The critical question, then, is whether the Misratan thuwar murdered and tortured individual Tawerghans “with intent to destroy, in whole or in part,” the Tawerghans “as such.” Proving specific intent is almost always the most difficult aspect of a genocide prosecution. Nevertheless, many of the COI’s factual findings support the existence of genocidal intent among the Misratan thuwar. In addition to the arguably genocidal comments quoted above – “purging slaves, black skin”; “Tawergha
no longer exists” – the COI quotes one thuwar as saying that the Tawerghans deserved “to be wiped off the face of the planet.” Moreover, the COI found that, after forcibly displacing the Tawerghans — Tawergha is now a ghost town — the Misratan thuwar then repeatedly attacked their IDP camps in Al Jufrah, Benghazi, and Aidabiya (paras. 439-41). International tribunals have often inferred the specific intent to commit genocide from such targeted attacks.
None of this evidence, of course, proves beyond a reasonable doubt that the Tawerghans were the victims of genocide. But it does seem more likely than not, which was the standard of proof applied by the COI. At the very least, the COI should have made a statement in its final report similar to the one offered by the Darfur Commission:
One should not rule out the possibility that in some instances single individuals, including Government officials, may entertain a genocidal intent, or in other words, attack the victims with the specific intent of annihilating, in part, a group perceived as a hostile ethnic group. If any single individual, including Governmental officials, has such intent, it would be for a competent court to make such a determination on a case by case basis.
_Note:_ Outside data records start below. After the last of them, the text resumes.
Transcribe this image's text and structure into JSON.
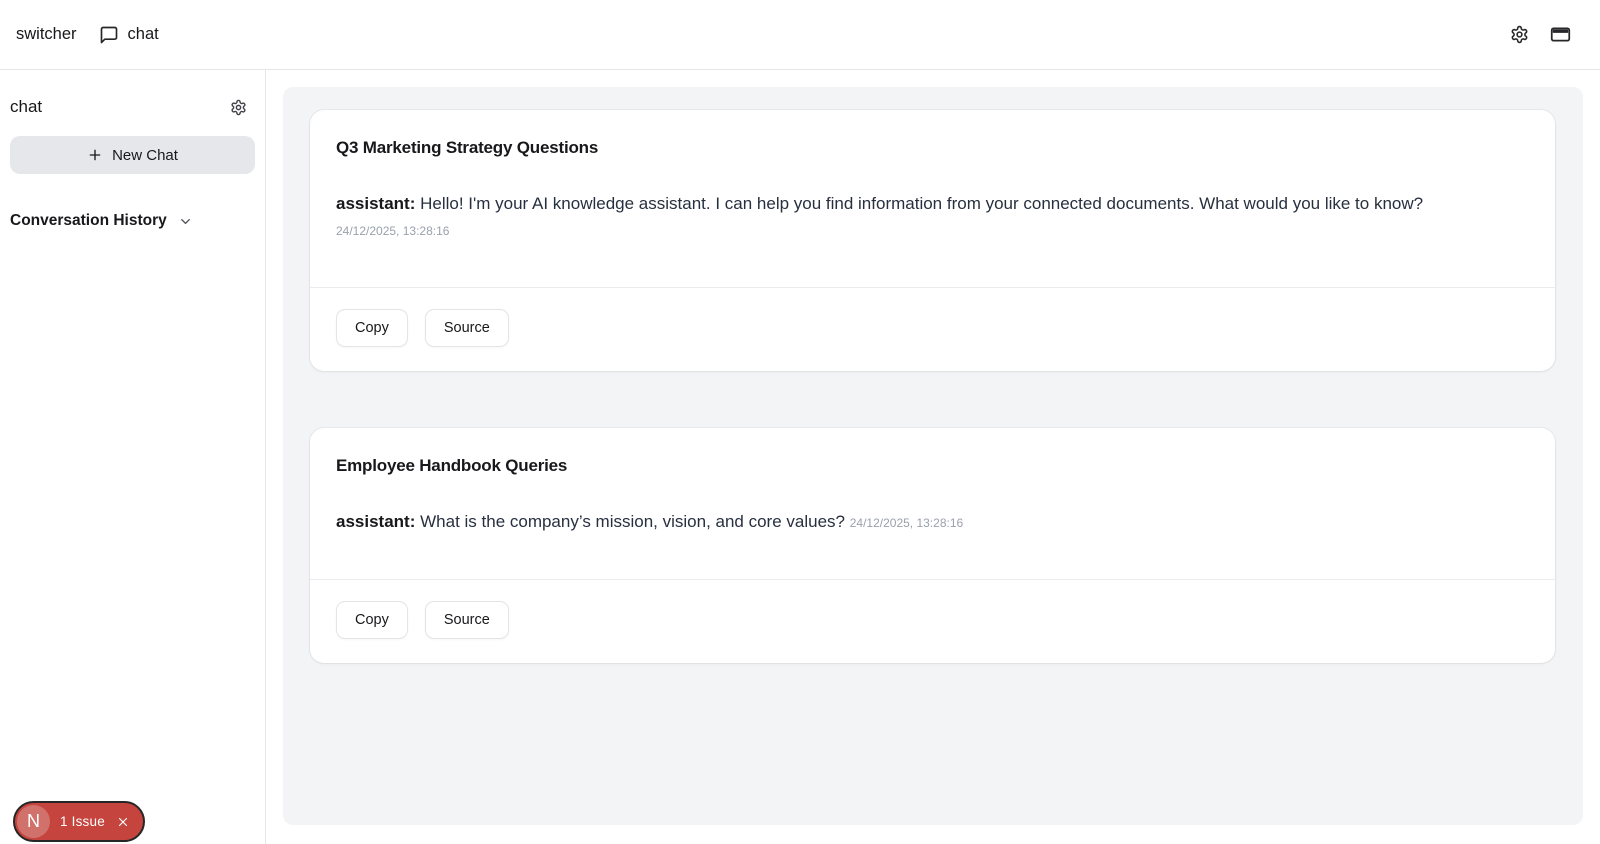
{
  "header": {
    "switcher_label": "switcher",
    "nav_label": "chat"
  },
  "sidebar": {
    "title": "chat",
    "new_chat_label": "New Chat",
    "history_label": "Conversation History"
  },
  "conversations": [
    {
      "title": "Q3 Marketing Strategy Questions",
      "message": {
        "role": "assistant:",
        "text": "Hello! I'm your AI knowledge assistant. I can help you find information from your connected documents. What would you like to know?",
        "timestamp": "24/12/2025, 13:28:16"
      },
      "actions": [
        "Copy",
        "Source"
      ]
    },
    {
      "title": "Employee Handbook Queries",
      "message": {
        "role": "assistant:",
        "text": "What is the company’s mission, vision, and core values?",
        "timestamp": "24/12/2025, 13:28:16"
      },
      "actions": [
        "Copy",
        "Source"
      ]
    }
  ],
  "issue_badge": {
    "initial": "N",
    "label": "1 Issue"
  },
  "icons": {
    "header_nav": "chat-bubble-icon",
    "header_right_1": "gear-icon",
    "header_right_2": "credit-card-icon",
    "sidebar_settings": "gear-icon",
    "new_chat": "plus-icon",
    "history_toggle": "chevron-down-icon",
    "badge_close": "close-icon"
  },
  "colors": {
    "panel_bg": "#f3f4f6",
    "card_bg": "#ffffff",
    "border": "#e6e6e9",
    "text_primary": "#18181b",
    "text_muted": "#9aa1ac",
    "badge_bg": "#c5443d",
    "badge_avatar_bg": "#d0726b",
    "badge_border": "#262626",
    "new_chat_bg": "#e5e7eb"
  }
}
Such a statement would not have been welcomed by the new Libyan government, which has consistently denied that the thuwar mistreated the Tawerghans. But it would have had a solid evidentiary foundation — and it would have sent a powerful message that the international community will not ignore the thuwar‘s crimes simply because the Qadhafi government they overthrew was worse.